On behalf of the Pehdzeh Ki First Nation, Moses raised a long list of issues that included the community's water treatment plant, housing and education. The primary issue was ensuring there will be an RCMP officer and a nurse present in the community, said Moses.

The community has always been told that if the RCMP comes a nurse will follow, said Moses. The RCMP is close to establishing a position in Wrigley and Moses said he was looking for assurances that a nurse will also be forthcoming.

Coming from Trout Lake, education was at the top of Chief Dolphus Jumbo's list of priorities.

"We need a regular school," said Jumbo.

Currently, students from kindergarten to Grade 9 share the same classroom at Charles Tetcho school in the community. The school is located in a wing of the band recreation complex.

Trout Lake needs a larger, separate school structure to prepare for an increase in student numbers, he said. There are approximately 12 children between the ages of one and four in the community.

"The population is growing so it's time we start asking for it now," said Jumbo.

In addition to needing assistance for education in the community, more funding needs to be put toward post-secondary education so students can pursue careers, Jumbo said. The next generation will soon be running the First Nations' offices, so they need every opportunity to prepare, he said.

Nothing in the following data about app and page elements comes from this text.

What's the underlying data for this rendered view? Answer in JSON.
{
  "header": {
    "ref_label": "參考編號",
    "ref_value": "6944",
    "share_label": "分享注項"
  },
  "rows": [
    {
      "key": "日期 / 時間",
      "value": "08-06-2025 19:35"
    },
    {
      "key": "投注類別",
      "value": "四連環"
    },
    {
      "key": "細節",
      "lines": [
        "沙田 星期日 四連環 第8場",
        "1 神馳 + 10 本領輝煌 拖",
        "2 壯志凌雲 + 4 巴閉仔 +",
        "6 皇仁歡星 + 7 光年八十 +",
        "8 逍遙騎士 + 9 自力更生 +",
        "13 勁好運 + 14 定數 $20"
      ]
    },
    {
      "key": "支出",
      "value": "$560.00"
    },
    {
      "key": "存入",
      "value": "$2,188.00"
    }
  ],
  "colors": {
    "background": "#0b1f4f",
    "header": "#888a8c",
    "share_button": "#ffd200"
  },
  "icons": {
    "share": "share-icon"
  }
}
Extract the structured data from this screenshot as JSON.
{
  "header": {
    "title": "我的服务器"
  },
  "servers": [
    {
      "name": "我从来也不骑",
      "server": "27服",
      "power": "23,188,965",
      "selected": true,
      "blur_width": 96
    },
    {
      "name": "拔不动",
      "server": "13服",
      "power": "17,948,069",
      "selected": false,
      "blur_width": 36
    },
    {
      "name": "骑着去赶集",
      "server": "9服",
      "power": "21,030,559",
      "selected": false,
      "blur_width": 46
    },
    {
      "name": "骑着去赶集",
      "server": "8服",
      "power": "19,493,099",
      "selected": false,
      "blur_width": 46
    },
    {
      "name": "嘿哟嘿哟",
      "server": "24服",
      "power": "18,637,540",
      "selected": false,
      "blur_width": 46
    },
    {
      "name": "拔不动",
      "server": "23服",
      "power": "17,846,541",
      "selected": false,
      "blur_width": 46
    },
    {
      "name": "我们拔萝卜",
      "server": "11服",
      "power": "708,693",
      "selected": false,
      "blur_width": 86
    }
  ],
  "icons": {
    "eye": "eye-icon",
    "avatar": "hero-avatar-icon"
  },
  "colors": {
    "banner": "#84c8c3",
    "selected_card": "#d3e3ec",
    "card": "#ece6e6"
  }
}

The issues raised by the Wrigley and Trout Lake leadership were just some of the 20 items on the agenda for the meeting. Put together, the Deh Cho leaders sent a message that the territorial government has to consult with communities when they're contemplating taking actions or implementing programs, said Grand Chief Jerry Antoine of the Dehcho First Nations.

The government also has to accommodate the concerns raised by the communities, Antoine said.

"The GNWT must understand that the Deh Cho communities are not stakeholders.

"They're a government in themselves and they need to be dealt with in this way," he said.

The meeting between the territorial and Deh Cho leadership was productive, said Antoine.

"It was a really good dialogue," he said.

The concerns raised at the meeting will be followed up on, said Premier Floyd Roland.

The issues will be directed to the appropriate ministers who will contact the individual chiefs, Roland said. The government is examining the consistency and levels of program in the smaller communities, he said.

Ministers Michael Miltenberger and Robert McLeod are heading the committee on sustainability of rural and remote communities.

The committee is charged with looking at the programs and services, how they're implemented and the concerns surrounding them.

The group will make recommendations back to the cabinet, said Roland.